Tags: Francesca Galeazzi

Despite having known from long time that I was taking part to this exceptional voyage, it didn’t feel quite real until I met the rest of the group at the airport, all geared up, enthusiastic and probably a bit nervous. It was really hard to imagine what it was going to be like spending 10 days with such an eclectic mix of artists and scientists. What was clear from the beginning though, was the positive energy end enthusiasm of the group, the sense of urgency and ‘mission’ that everybody shared, and the spontaneous discussions on climate change and politics that sparked at any occasion.

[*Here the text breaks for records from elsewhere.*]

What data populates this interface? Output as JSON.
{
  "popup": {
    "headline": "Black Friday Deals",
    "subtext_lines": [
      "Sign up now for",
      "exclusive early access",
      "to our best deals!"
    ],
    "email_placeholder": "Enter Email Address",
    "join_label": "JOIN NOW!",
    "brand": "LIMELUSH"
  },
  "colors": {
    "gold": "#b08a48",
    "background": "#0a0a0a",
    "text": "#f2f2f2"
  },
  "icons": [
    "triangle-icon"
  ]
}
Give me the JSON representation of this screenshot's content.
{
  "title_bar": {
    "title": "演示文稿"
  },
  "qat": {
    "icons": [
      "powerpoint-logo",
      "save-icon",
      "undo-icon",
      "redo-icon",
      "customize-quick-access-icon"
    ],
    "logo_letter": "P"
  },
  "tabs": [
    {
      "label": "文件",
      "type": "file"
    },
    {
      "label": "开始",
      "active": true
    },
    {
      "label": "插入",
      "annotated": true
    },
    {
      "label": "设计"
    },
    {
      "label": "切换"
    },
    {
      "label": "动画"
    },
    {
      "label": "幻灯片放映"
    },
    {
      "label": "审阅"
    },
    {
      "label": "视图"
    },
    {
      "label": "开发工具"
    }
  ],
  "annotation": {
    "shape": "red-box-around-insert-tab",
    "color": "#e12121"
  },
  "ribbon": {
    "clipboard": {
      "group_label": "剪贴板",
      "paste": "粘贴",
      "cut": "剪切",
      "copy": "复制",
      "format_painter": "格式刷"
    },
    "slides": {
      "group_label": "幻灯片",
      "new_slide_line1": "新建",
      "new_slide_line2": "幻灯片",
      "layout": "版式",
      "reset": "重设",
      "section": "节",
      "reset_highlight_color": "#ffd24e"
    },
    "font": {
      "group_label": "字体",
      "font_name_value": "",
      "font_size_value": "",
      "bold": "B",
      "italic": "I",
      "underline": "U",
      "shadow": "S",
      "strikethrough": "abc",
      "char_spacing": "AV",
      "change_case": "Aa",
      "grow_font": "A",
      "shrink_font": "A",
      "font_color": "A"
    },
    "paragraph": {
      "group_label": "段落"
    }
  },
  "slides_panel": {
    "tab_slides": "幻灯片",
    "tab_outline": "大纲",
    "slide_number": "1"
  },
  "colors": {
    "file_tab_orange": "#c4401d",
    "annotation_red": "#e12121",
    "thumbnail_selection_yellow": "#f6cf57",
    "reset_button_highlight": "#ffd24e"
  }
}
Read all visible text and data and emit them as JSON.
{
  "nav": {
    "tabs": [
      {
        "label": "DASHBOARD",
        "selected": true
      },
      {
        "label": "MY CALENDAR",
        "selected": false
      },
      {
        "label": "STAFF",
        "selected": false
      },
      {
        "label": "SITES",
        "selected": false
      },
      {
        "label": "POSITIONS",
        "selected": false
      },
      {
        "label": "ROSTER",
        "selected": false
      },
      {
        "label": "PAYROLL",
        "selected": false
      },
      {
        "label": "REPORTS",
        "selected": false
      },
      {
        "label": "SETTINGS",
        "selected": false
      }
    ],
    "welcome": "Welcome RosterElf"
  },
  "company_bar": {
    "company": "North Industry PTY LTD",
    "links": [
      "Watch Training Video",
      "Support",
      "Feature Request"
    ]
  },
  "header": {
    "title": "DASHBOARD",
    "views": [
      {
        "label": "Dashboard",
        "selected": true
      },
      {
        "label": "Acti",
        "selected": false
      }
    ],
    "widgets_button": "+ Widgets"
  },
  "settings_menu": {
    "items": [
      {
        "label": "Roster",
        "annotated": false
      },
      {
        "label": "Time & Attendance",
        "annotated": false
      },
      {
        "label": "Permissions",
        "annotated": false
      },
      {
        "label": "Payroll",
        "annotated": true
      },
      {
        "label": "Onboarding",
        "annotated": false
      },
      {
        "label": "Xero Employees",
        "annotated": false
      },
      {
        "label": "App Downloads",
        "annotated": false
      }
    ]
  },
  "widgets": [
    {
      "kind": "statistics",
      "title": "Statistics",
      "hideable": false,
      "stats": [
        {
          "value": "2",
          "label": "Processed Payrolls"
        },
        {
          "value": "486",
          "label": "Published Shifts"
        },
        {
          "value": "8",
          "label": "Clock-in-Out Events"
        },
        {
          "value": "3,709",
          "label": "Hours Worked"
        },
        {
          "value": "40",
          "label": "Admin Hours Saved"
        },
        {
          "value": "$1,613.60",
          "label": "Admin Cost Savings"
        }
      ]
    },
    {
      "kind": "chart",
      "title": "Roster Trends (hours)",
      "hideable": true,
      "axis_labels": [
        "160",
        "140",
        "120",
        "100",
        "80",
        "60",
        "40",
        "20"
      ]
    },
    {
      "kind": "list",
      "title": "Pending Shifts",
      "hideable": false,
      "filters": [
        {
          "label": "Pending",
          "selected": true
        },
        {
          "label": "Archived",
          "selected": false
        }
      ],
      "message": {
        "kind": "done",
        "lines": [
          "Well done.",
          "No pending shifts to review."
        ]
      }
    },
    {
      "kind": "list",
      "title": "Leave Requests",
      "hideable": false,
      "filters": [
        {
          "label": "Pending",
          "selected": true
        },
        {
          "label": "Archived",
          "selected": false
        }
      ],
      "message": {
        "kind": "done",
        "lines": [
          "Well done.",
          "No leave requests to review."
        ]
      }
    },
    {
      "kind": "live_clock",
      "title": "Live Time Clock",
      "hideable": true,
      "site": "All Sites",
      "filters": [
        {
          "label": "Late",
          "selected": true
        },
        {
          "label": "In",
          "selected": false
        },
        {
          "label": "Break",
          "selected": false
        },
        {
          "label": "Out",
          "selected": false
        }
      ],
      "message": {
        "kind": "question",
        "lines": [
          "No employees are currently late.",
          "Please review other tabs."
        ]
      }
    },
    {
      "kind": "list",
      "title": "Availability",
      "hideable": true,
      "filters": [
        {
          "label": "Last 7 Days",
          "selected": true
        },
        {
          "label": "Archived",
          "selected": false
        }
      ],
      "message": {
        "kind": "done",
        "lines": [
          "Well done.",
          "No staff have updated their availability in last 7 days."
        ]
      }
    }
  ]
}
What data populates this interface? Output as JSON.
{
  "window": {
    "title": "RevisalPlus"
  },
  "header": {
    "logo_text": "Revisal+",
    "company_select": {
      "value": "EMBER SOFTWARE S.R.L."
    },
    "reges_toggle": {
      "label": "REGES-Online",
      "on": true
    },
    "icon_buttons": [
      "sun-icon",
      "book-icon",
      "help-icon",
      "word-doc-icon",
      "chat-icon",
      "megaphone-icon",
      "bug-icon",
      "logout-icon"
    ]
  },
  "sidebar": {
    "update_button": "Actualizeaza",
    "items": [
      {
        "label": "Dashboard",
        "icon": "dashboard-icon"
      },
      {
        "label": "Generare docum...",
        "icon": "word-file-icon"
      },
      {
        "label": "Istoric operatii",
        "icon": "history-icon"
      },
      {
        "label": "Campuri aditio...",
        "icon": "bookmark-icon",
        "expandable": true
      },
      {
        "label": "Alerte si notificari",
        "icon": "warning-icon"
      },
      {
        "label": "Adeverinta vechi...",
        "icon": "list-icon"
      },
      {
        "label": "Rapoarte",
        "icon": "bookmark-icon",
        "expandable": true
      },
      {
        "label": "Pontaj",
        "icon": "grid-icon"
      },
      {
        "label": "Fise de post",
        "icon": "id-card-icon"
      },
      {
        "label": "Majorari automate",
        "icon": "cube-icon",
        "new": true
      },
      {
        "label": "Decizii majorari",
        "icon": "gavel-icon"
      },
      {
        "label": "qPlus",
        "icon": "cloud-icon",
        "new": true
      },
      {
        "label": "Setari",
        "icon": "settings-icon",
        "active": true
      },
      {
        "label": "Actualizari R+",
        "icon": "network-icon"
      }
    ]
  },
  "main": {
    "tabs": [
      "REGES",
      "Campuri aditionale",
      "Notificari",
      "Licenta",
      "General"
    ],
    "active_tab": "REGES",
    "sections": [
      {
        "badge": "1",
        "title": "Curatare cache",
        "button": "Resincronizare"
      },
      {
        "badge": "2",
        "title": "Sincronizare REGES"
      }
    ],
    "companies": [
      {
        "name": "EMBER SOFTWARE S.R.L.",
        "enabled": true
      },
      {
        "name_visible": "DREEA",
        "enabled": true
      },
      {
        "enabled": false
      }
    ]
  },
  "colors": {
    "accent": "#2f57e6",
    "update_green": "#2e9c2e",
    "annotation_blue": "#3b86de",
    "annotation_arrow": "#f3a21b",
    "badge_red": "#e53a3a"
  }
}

Actually, the fact that we were going right into the Arctic Circle became a tangible reality when we saw the icebergs for the first time off the coast of East Greenland from the flight to Kangerlussuac. Initially it was a solitary iceberg glowing in the middle of an opaque emerald sea, but then it became ten, then hundred, and then – approaching the coast – the whole coast was covered by icebergs and floating ice sheets, just born off the rugged edges of impressive glaciers. The glaciers were marked by serpentine-like rivers of melting fresh water that, from the distance, looked like hopeless roads to nowhere (not to be confused with bridges to nowhere!). The sight of the icebergs generated such excitement on board of the Fokker 50 that, like a group of kids taken for their first school trip, we found ourselves leaning on one side of the plane looking down to the magnificent and gloomy display of global warming taking place. The glaciers are melting and, in doing so, create a multitude of massive icebergs. In the afternoon we would have learned from the scientists on board that the reduction of the ice shelf in Greenland has been so dramatic in the last few years that the pace of melting has already met the worse predictions made by IPCC for 2050!
Something must be done to stop this. And fast.